2. Sterilize your Italian Greyhound: There is some evidence that states that sterilized pet dogs tend to be less aggressive and less likely to bite.
3. Participate in obedience training: An obedient Italian Greyhound is a lot simpler to control. If you can control your pet dog’s behavior, it is less likely to be aggressive and bite.
4. Be aware of your Italian Greyhounds body movement: It is well known that an Italian Greyhound who is scared of having their area invaded has the prospective to be aggressive and bite. Behaviors like raised heckles, bared teeth, and a decreased head are all indications that an Italian Greyhound is uneasy. If you discover your Italian Greyhound pet dog displaying this type of body language, attempt to comfort them and eliminate them from this circumstance when its safe.
Getting your Italian Greyhound to stop barking takes time, consistency, and practice. It does not take place over night but our ideas on how to train an Italian Greyhound to stop barking will be really practical.
1. Do not scream back: Shouting will just get your Italian Greyhound to bark a lot more since they believe you are taking part. Speak strongly and calmy, however do not scream.
2. Teach your Italian Greyhound to comprehend the word “Quiet”: Whenever your Italian Greyhound is barking, say “Quiet” in a firm and calm voice. Wait for them to stop barking and when they do praise them with a reward.
3. A worn out Italian Greyhound is a peaceful Italian Greyhound: If your Italian Greyhound barks a lot by themselves, take them out for more regular exercise or play. They are less likely to bark when tired.
Losing your Italian Greyhound pet can be traumatic both for you and your Italian Greyhound. Follow these ideas to help reunite with your Italian Greyhound quicker.
1. Report your lost pet information on the Pet Reunite Lost & Found website here.
2. Post on Local Lost Pets Facebook Groups Here.
3. Call your regional vet clinics to see if anyone has handed in your missing pet.

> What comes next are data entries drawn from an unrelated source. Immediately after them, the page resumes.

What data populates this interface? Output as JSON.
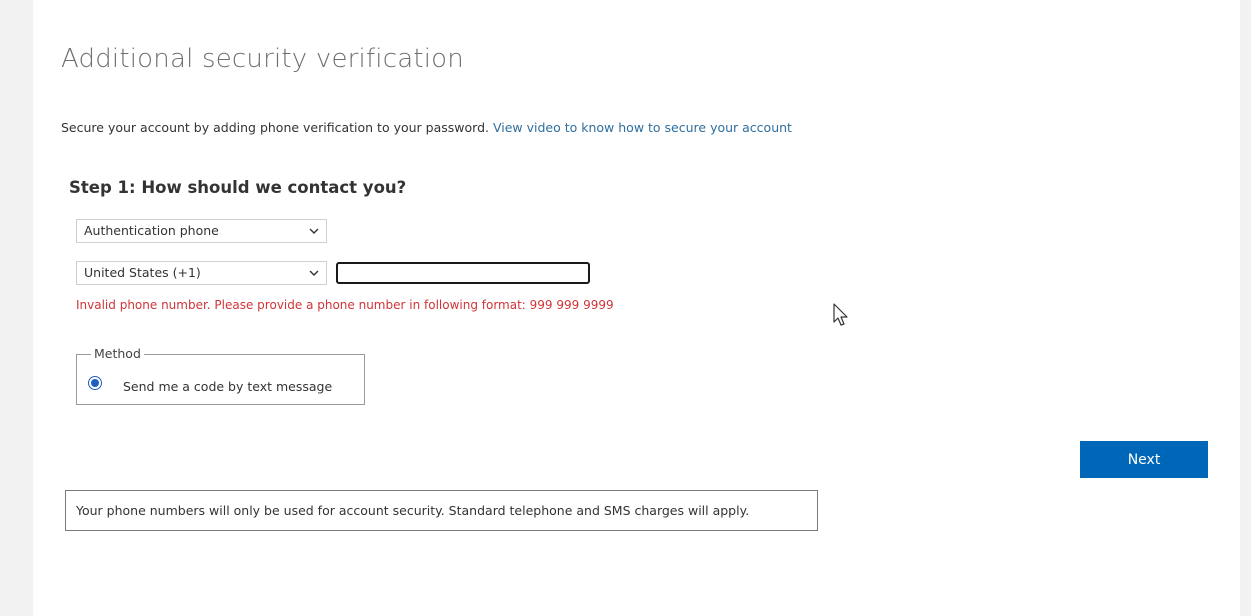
{
  "header": {
    "title": "Additional security verification"
  },
  "intro": {
    "text": "Secure your account by adding phone verification to your password.",
    "link_text": "View video to know how to secure your account"
  },
  "step1": {
    "title": "Step 1: How should we contact you?",
    "contact_method": {
      "selected": "Authentication phone"
    },
    "country": {
      "selected": "United States (+1)"
    },
    "phone": {
      "value": ""
    },
    "error": "Invalid phone number. Please provide a phone number in following format: 999 999 9999",
    "method": {
      "legend": "Method",
      "options": [
        {
          "label": "Send me a code by text message",
          "selected": true
        }
      ]
    }
  },
  "actions": {
    "next_label": "Next"
  },
  "notice": {
    "text": "Your phone numbers will only be used for account security. Standard telephone and SMS charges will apply."
  },
  "icons": {
    "dropdown": "chevron-down-icon",
    "pointer": "mouse-pointer-icon"
  },
  "colors": {
    "primary_button": "#0067b8",
    "error": "#d13438",
    "link": "#2f6f9f",
    "radio": "#1f5fbf"
  }
}
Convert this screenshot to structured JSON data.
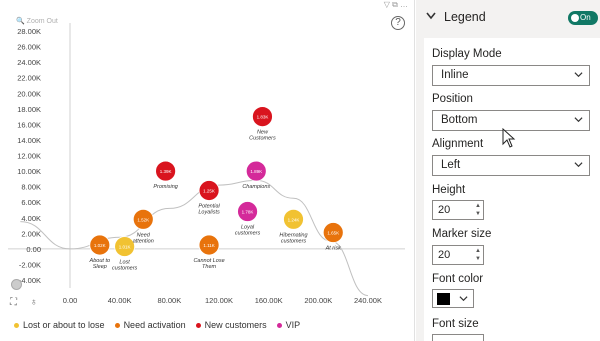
{
  "chart_data": {
    "type": "scatter",
    "xlim": [
      -40000,
      240000
    ],
    "ylim": [
      -6000,
      28000
    ],
    "x_ticks": [
      "0.00",
      "40.00K",
      "80.00K",
      "120.00K",
      "160.00K",
      "200.00K",
      "240.00K"
    ],
    "x_tick_values": [
      0,
      40000,
      80000,
      120000,
      160000,
      200000,
      240000
    ],
    "y_ticks": [
      "28.00K",
      "26.00K",
      "24.00K",
      "22.00K",
      "20.00K",
      "18.00K",
      "16.00K",
      "14.00K",
      "12.00K",
      "10.00K",
      "8.00K",
      "6.00K",
      "4.00K",
      "2.00K",
      "0.00",
      "-2.00K",
      "-4.00K"
    ],
    "y_tick_values": [
      28000,
      26000,
      24000,
      22000,
      20000,
      18000,
      16000,
      14000,
      12000,
      10000,
      8000,
      6000,
      4000,
      2000,
      0,
      -2000,
      -4000
    ],
    "points": [
      {
        "label": "About to Sleep",
        "value_label": "1.02K",
        "x": 24000,
        "y": 500,
        "group": "Need activation"
      },
      {
        "label": "Lost customers",
        "value_label": "1.01K",
        "x": 44000,
        "y": 300,
        "group": "Lost or about to lose"
      },
      {
        "label": "Need attention",
        "value_label": "1.52K",
        "x": 59000,
        "y": 3800,
        "group": "Need activation"
      },
      {
        "label": "Promising",
        "value_label": "1.39K",
        "x": 77000,
        "y": 10000,
        "group": "New customers"
      },
      {
        "label": "Potential Loyalists",
        "value_label": "1.25K",
        "x": 112000,
        "y": 7500,
        "group": "New customers"
      },
      {
        "label": "Cannot Lose Them",
        "value_label": "1.11K",
        "x": 112000,
        "y": 500,
        "group": "Need activation"
      },
      {
        "label": "Loyal customers",
        "value_label": "1.78K",
        "x": 143000,
        "y": 4800,
        "group": "VIP"
      },
      {
        "label": "Champions",
        "value_label": "1.89K",
        "x": 150000,
        "y": 10000,
        "group": "VIP"
      },
      {
        "label": "New Customers",
        "value_label": "1.83K",
        "x": 155000,
        "y": 17000,
        "group": "New customers"
      },
      {
        "label": "Hibernating customers",
        "value_label": "1.24K",
        "x": 180000,
        "y": 3800,
        "group": "Lost or about to lose"
      },
      {
        "label": "At risk",
        "value_label": "1.65K",
        "x": 212000,
        "y": 2100,
        "group": "Need activation"
      }
    ],
    "trend": [
      [
        -40000,
        3500
      ],
      [
        0,
        0
      ],
      [
        40000,
        1500
      ],
      [
        80000,
        5200
      ],
      [
        120000,
        8200
      ],
      [
        150000,
        8800
      ],
      [
        180000,
        6500
      ],
      [
        210000,
        1000
      ],
      [
        240000,
        -6000
      ]
    ],
    "groups": [
      {
        "name": "Lost or about to lose",
        "color": "#f1c232"
      },
      {
        "name": "Need activation",
        "color": "#e8730c"
      },
      {
        "name": "New customers",
        "color": "#d9141e"
      },
      {
        "name": "VIP",
        "color": "#d42a9a"
      }
    ]
  },
  "chart": {
    "zoom_out": "Zoom Out",
    "help": "?"
  },
  "format_pane": {
    "section_title": "Legend",
    "toggle_label": "On",
    "display_mode": {
      "label": "Display Mode",
      "value": "Inline"
    },
    "position": {
      "label": "Position",
      "value": "Bottom"
    },
    "alignment": {
      "label": "Alignment",
      "value": "Left"
    },
    "height": {
      "label": "Height",
      "value": "20"
    },
    "marker_size": {
      "label": "Marker size",
      "value": "20"
    },
    "font_color": {
      "label": "Font color",
      "value": "#000000"
    },
    "font_size": {
      "label": "Font size"
    }
  }
}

4. Contact the RSPCA or check out the RSPCA Lost Pets site.
5. Contact your regional animal shelters, discover yours here.
It can be quite demanding when you discover a lost Italian Greyhound pet or any family pet that doesn’t have any ID tag with the owner’s details. Follow these tips to assist reunite a lost Italian Greyhound with their owner.
1. Report the found family pet details on the Pet Reunite Lost & Found website here.
2. Post on Local Lost Pets Facebook Groups Here.
3. Take the pet to your local vet to see if they can scan the microchip and find the owner.
4. Take the pet to your local animal shelter, find yours here.
5. Call your local area council to gather the lost pet.
Nowadays, numerous owners are reuniting with their lost animals through Lost & Found Pet Groups on Facebook. If you’re not sure how to utilize it, whether you lost an animal or discovered a pet, here are some valuable tips to get you began.
1. Discover your local Lost & Found Pet Groups and join as much of them as you can, discover yours here.
2. Post the lost or discovered pet details on all the groups you signed up with, make sure to include photos.
3. Watch out for any reactions or others publishing about the very same animal.
4. If someone posts about your lost animal or the pet you found be sure to get in contact with them ASAP.